As data is written to or deleted from a solid state drive this information is converted by a program into a binary format. In the next part of the process this data is transmitted to the drive 19s writing center. Here it is converted in to electrical currents which are then used to realign the drive 19s transistors. In order to read the data the drive uses a read center where it transmits a current through a section which contains the data to be read and then returns this sequence in its binary format. This sequence is then processed through a program and presented as information for the user.
Benefits and Drawbacks
There are several benefits offered by SSDs but also there are a number of drawbacks in this format of system. The major advantage, as already highlighted is the mobility factor. The ability for the drive to operate while in motion and its resistance to data loss on impact have massive implications in terms of portable computing. The effects have this have already been felt in the laptop market with the development of the ultrabook and in terms of advancements with tablet PCs.

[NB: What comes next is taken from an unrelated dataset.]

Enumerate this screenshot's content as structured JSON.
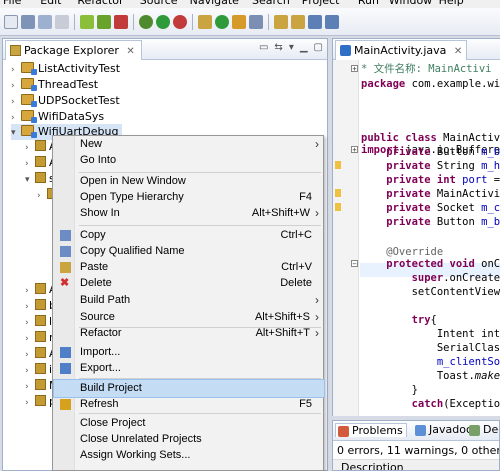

There are a few notable downsides to solid state technology and these are certainly worth a mention. One of the most considerable of these is that the transistors used have a limited life in terms of the number of times they can be written unto before they become saturated with data and unusable. The drives employ a sophisticated level of technology to prolong the lives called 18wear levelling 19 which is designed to prevent any section of the drive suffering from premature wear. Even with this technology SSDs are susceptible to failure when any individual section becomes unwritable. As such ordering replacement sections from manufacturers that are capable of delivering technology to the user is going to be a defining feature of viable solid state drive support for the user.
Credits for the article: Imogen Reed